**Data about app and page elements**
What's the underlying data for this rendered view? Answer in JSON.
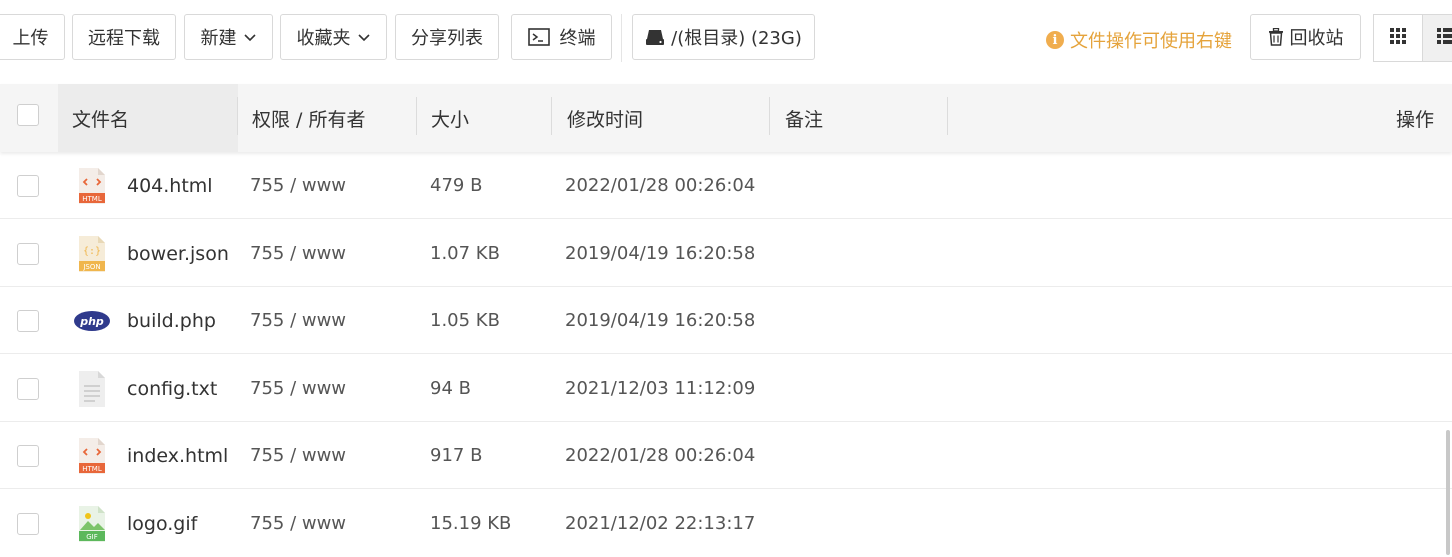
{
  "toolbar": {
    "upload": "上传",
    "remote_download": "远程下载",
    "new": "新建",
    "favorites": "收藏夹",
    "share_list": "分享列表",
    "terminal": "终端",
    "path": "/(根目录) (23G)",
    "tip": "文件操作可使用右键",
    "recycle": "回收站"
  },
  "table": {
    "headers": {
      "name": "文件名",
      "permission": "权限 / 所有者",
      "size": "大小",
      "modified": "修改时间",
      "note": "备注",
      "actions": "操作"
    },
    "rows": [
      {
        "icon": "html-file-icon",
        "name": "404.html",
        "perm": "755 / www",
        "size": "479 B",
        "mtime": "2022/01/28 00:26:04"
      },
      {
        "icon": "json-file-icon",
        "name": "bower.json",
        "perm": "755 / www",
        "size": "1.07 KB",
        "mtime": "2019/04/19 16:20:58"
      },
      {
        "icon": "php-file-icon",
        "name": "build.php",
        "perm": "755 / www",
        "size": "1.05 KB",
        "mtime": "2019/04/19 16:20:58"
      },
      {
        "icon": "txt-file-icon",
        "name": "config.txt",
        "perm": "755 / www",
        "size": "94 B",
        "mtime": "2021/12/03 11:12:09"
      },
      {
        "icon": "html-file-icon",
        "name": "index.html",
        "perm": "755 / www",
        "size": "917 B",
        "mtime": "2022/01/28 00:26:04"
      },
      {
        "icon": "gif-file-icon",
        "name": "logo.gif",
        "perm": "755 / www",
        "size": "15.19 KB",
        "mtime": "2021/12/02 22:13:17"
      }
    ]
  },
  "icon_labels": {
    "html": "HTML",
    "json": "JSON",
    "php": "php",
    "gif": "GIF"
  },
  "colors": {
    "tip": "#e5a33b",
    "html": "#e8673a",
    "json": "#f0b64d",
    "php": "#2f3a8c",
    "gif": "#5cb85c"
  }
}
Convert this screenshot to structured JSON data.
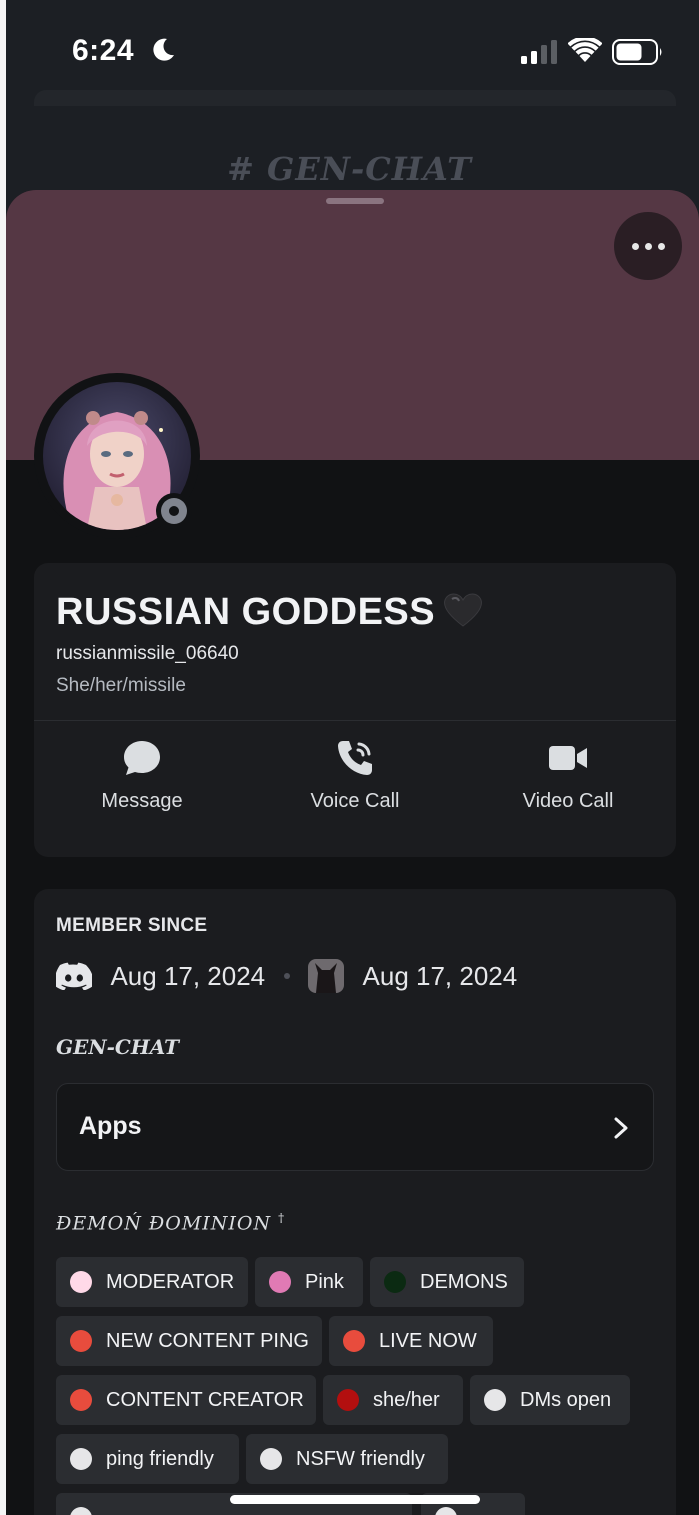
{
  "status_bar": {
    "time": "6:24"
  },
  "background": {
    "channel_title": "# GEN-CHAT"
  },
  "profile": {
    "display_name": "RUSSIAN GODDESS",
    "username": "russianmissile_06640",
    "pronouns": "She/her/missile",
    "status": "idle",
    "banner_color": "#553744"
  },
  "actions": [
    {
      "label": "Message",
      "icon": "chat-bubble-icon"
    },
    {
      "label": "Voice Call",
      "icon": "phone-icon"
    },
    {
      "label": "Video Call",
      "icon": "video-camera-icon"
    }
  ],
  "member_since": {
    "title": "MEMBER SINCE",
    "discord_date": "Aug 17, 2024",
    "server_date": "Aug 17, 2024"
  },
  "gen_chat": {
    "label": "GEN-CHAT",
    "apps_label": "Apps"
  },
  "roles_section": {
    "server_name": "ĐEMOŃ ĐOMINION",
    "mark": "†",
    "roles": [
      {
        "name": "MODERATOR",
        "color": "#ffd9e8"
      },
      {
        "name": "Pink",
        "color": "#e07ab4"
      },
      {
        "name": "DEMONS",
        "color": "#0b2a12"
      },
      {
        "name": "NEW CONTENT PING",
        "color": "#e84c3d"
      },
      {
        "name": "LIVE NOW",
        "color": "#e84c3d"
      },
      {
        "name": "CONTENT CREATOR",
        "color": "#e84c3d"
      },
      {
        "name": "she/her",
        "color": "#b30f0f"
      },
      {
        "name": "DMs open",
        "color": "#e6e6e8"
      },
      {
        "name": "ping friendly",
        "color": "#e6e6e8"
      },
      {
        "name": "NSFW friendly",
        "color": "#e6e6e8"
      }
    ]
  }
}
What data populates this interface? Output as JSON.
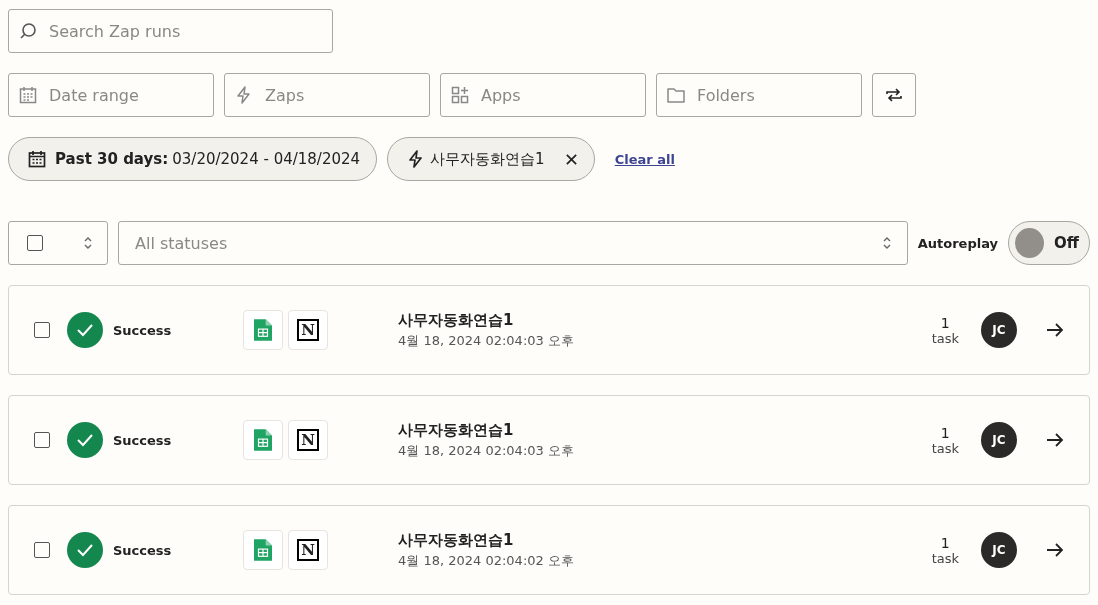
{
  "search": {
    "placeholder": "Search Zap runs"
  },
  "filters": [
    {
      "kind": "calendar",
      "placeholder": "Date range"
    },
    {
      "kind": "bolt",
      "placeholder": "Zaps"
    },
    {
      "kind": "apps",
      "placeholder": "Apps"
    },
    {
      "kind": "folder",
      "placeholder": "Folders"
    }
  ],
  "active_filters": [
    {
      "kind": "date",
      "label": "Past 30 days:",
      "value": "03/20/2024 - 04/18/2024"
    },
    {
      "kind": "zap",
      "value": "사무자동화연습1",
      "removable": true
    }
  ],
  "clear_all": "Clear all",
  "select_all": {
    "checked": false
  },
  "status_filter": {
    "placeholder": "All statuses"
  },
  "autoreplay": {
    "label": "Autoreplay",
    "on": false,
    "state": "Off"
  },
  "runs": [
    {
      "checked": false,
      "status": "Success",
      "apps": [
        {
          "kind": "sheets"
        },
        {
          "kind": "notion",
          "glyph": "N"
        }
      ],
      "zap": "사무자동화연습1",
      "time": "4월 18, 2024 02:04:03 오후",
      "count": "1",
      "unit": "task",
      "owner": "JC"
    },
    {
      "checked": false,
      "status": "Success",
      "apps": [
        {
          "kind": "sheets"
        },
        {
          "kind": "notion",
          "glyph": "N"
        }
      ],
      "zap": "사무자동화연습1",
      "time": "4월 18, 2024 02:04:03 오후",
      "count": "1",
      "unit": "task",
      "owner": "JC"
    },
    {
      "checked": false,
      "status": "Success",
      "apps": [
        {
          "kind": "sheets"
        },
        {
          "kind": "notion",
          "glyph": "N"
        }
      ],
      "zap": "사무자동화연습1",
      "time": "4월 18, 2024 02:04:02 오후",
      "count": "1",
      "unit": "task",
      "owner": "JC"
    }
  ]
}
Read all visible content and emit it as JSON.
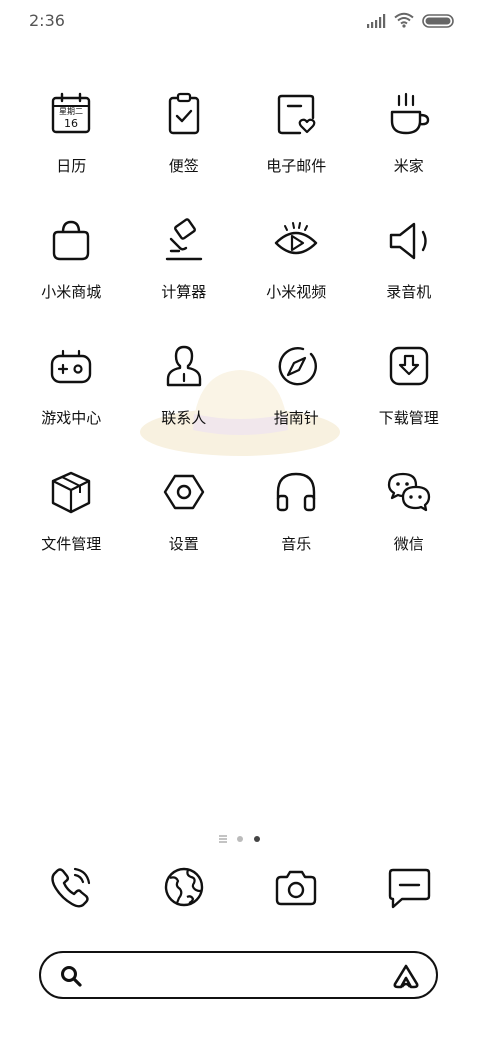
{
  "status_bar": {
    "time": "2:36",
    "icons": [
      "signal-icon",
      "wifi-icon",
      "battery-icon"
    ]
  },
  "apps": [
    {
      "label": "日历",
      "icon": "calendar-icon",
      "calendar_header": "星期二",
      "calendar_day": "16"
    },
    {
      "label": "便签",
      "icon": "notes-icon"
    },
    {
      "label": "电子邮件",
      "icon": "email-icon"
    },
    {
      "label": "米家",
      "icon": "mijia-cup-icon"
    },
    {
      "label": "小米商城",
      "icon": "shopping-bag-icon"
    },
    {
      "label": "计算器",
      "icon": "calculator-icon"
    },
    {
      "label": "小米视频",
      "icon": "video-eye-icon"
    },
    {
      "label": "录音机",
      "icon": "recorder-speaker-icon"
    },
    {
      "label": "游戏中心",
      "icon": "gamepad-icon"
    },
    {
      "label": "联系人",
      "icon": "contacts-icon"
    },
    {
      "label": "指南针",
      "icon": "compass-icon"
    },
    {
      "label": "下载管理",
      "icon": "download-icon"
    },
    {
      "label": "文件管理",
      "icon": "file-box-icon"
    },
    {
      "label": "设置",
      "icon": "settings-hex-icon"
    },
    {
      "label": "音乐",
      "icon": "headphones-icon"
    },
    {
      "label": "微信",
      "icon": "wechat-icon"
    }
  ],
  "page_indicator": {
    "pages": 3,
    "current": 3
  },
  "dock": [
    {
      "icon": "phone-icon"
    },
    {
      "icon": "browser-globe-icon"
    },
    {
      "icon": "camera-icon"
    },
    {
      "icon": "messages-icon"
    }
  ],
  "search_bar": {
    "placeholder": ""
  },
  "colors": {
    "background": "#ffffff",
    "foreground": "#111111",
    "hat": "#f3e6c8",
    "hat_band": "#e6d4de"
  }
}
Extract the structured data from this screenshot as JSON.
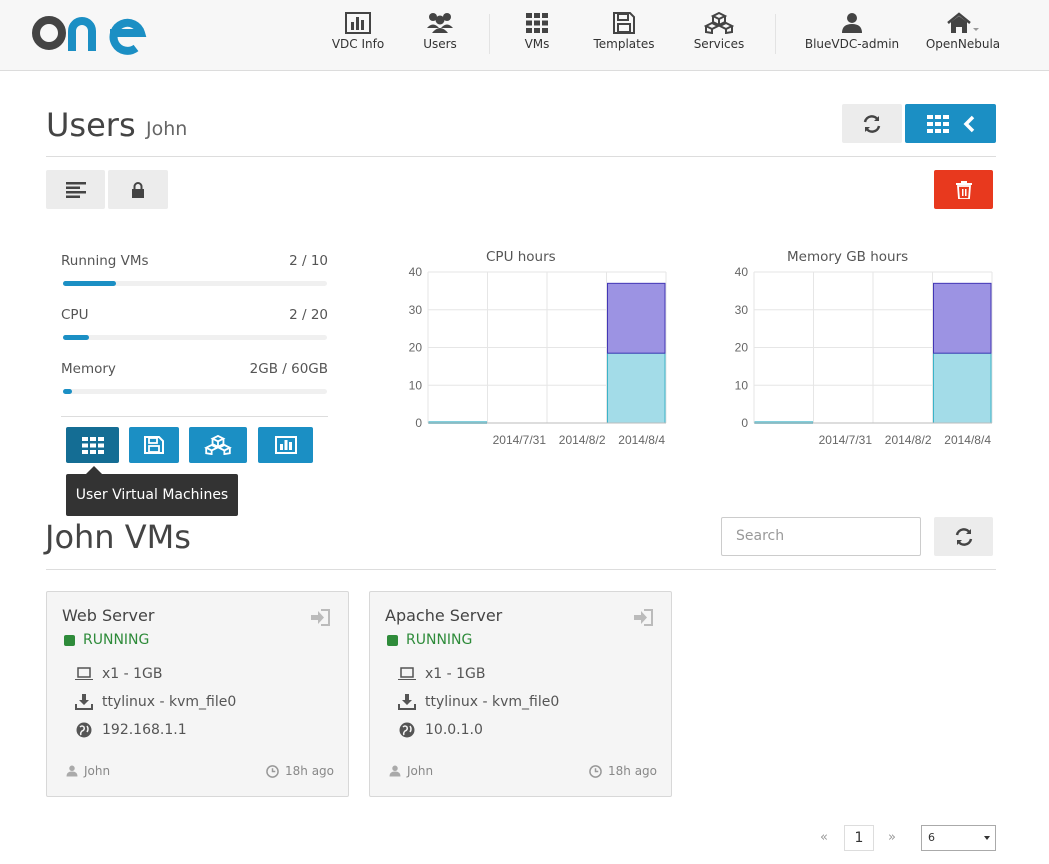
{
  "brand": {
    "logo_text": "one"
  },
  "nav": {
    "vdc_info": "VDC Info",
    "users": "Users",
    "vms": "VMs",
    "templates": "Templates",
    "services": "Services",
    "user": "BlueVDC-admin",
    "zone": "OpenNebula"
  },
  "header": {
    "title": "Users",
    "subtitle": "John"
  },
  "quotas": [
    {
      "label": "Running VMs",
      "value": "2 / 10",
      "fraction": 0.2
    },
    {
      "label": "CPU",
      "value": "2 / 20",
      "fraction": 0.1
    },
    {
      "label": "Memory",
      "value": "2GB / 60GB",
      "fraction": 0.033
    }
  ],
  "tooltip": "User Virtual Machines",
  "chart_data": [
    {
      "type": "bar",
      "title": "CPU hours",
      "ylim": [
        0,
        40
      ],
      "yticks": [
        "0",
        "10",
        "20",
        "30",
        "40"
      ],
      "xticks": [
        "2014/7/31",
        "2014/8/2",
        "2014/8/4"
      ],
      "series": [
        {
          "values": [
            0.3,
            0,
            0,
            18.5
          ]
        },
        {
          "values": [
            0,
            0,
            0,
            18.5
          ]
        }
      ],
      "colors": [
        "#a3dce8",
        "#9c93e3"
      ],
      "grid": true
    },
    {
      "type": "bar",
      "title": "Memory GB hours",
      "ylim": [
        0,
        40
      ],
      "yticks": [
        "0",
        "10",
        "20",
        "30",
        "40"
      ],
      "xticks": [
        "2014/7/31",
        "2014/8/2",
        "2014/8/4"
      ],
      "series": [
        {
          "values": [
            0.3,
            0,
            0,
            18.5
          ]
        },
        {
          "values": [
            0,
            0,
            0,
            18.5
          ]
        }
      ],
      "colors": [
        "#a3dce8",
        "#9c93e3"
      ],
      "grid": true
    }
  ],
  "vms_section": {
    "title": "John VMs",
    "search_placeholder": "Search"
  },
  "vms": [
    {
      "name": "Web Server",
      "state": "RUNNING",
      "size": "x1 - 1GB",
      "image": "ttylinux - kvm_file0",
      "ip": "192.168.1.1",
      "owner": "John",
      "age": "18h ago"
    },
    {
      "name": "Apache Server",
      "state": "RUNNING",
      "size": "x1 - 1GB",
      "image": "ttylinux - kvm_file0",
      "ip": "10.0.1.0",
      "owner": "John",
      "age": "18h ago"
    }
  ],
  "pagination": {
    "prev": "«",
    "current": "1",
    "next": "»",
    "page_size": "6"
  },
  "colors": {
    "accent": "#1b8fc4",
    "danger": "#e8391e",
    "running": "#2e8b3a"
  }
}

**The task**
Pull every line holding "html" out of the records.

**Solution below**
        "icon": "html-file-icon",
        "name": "404.html",
        "icon": "html-file-icon",
        "name": "index.html",
    "html": "HTML",
    "html": "#e8673a",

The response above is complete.